Chris Wondolowski walked the Candlestick Park field in warm-ups and sneakers, breathing in the cyclone of air, and taking in the sights of the aging orange seats that surrounded him. His playlist: Jay-Z internet radio -- an appropriate choice for a player that thrives on confidence.
"I always walk the field and just envision myself out there," Wondolowski says. "I just mentally go through certain chances, certain situations."
At the time, Wondolowski was preparing himself for a substitute's role, one that would see him come off the bench in the second half to make an impact as legs tired on both squads. But within an hour of his pregame walk on the turf, Wondolowski was thrust into the spotlight. U.S. captain Clint Dempsey was a late scratch from the lineup, having been held out as a precautionary measure due to groin soreness. Wondolowski would replace him.

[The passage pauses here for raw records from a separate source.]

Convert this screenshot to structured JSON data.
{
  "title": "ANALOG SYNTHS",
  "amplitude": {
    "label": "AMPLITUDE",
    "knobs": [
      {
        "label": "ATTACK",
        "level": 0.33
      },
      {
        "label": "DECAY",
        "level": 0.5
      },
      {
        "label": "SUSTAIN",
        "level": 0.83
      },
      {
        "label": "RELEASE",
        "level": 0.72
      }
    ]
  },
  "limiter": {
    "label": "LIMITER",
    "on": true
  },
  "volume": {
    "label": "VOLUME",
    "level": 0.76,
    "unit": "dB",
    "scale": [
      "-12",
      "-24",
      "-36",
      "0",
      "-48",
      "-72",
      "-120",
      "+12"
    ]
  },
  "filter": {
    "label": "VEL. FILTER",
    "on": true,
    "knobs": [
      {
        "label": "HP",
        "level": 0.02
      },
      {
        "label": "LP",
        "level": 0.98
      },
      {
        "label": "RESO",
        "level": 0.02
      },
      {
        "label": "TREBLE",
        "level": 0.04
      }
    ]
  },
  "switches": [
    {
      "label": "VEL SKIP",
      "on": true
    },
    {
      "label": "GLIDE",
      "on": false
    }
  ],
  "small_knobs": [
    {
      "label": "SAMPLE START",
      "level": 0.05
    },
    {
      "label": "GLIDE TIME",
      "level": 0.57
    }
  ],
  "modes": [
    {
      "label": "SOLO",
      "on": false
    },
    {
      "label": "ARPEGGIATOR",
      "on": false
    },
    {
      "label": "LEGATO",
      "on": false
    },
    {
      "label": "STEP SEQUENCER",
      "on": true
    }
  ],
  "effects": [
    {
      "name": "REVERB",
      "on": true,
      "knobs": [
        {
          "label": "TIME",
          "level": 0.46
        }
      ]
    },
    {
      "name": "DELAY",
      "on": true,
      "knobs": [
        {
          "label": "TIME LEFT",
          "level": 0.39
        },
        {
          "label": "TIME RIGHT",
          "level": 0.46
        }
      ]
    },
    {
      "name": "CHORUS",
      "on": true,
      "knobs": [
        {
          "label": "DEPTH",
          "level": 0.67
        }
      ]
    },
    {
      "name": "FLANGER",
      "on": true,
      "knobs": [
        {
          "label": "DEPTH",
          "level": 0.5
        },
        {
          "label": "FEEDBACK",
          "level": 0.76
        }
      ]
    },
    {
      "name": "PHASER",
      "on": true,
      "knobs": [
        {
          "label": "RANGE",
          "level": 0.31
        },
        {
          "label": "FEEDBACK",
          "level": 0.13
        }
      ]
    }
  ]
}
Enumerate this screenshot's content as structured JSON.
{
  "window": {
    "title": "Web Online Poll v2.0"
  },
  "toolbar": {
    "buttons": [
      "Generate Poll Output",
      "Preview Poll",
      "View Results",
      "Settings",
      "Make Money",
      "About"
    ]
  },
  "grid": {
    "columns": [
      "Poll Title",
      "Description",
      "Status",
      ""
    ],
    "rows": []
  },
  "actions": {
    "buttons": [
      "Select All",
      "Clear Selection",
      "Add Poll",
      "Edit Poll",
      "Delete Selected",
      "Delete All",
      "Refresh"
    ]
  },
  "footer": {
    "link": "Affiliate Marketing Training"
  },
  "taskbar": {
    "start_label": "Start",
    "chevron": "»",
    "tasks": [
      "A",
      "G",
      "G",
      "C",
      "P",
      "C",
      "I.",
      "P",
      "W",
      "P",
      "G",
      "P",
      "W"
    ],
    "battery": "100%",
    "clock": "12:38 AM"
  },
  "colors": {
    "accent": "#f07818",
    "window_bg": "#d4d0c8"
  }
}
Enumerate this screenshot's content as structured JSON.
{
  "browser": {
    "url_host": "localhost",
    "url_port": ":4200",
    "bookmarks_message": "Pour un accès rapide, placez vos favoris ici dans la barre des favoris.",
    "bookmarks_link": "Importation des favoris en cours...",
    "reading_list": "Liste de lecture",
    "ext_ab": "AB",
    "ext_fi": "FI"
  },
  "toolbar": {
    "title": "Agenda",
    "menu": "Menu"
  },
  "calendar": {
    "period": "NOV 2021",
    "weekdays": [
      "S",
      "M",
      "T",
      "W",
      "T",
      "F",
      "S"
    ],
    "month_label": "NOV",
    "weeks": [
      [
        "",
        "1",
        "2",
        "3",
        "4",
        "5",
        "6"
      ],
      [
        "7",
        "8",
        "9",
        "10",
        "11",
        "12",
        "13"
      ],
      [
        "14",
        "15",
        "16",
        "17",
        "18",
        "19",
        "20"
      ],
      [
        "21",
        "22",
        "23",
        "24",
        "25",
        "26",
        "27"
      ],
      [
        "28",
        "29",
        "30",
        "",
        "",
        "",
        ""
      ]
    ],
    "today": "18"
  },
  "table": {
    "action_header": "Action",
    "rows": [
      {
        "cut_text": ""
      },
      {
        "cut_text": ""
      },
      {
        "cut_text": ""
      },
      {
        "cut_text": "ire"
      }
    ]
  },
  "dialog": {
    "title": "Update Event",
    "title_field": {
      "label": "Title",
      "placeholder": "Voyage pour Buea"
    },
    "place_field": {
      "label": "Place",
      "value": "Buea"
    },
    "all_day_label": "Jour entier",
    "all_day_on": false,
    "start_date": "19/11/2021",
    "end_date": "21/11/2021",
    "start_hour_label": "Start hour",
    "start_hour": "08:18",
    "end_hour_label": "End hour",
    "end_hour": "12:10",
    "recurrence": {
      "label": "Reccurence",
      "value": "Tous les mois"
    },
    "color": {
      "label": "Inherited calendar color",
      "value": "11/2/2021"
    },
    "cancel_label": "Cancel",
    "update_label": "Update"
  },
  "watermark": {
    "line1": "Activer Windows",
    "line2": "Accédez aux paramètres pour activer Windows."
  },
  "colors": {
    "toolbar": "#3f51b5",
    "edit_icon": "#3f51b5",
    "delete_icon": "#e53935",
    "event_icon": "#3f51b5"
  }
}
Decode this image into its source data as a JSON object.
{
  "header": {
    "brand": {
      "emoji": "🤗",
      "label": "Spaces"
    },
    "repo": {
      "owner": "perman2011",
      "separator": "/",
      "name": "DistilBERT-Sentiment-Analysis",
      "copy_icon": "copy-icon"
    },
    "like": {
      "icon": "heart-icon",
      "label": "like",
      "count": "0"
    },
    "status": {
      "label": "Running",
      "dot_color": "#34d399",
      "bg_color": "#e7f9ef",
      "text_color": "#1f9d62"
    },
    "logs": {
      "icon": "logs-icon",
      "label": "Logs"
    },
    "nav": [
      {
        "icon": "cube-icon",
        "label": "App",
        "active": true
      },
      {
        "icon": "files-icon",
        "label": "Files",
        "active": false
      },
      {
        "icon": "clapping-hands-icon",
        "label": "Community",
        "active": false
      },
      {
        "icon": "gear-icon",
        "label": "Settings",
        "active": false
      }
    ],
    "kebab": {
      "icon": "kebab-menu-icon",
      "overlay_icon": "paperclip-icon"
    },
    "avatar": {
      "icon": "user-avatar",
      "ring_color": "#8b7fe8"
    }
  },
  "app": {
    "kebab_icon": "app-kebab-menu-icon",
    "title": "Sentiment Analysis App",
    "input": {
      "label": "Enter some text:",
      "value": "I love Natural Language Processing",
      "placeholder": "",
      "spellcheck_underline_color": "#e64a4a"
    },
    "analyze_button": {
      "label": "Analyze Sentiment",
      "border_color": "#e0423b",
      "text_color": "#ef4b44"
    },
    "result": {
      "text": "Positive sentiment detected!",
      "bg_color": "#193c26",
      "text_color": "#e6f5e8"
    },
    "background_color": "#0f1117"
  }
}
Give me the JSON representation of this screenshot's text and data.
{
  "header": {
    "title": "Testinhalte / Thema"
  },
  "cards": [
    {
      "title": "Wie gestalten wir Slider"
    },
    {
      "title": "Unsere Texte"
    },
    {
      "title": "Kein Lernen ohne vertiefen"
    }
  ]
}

"It was a bit different," Wondolowski continues. “I was able to get the nod there, and I've got to be able to step up."
Adding to the motivation – this was, for all intents and purposes, a home game for Wondolowski. The striker grew up in the Bay Area, and several members of his family were in the stands. That’s to say nothing of the support from San Jose Earthquakes fans who provided him with the loudest cheers of nearly anybody on the team at his introduction during the team’s open training the day before. Though they assumed it would come in the second half, all were waiting to see if the man they call “Wondo” could make an impact.
Instead, he very nearly made his mark within four minutes of kickoff. Left open at the far post in the six-yard box, Wondolowski dove through the air to get his head on a Graham Zusi free kick. His header was on target, but Azerbaijan goalkeeper Kamran Aghayev was able to block the effort with his left knee.
"With a little bit of luck he scores that header right away," U.S. manager Jurgen Klinsmann said after the game. "That was not an easy header to take because the wind just takes it in all sorts of directions. It's not that you can really place the ball where you want to, you're just happy to actually hit it."
Wondolowski's second chance, by contrast, was placed perfectly. Rising to meet an Alejandro Bedoya cross, the San Jose Earthquakes striker's header put Aghayev in a tough spot, forcing the goalkeeper to sprawl across the face of the goal to palm the ball up and over the bar for what was an outstanding save.
With the fight for places on the field heating up as the U.S. continues its Send-Off Series in New York this weekend against Turkey (2 p.m. ET on ESPN2 and Univision), the misses loom large over what was otherwise a decent performance. Wondolowski held up play effectively when needed, made dangerous runs and worked hard to pressure the Azerbaijan back line throughout his time on the field.
But when reviewing his performance, Wondolowski knows that goals are what matter most for a player in his position.
"I have to be able to get better and take my chances," Wondolowski concluded. "Whether I'm starting or coming off the bench, you have to take advantage of it."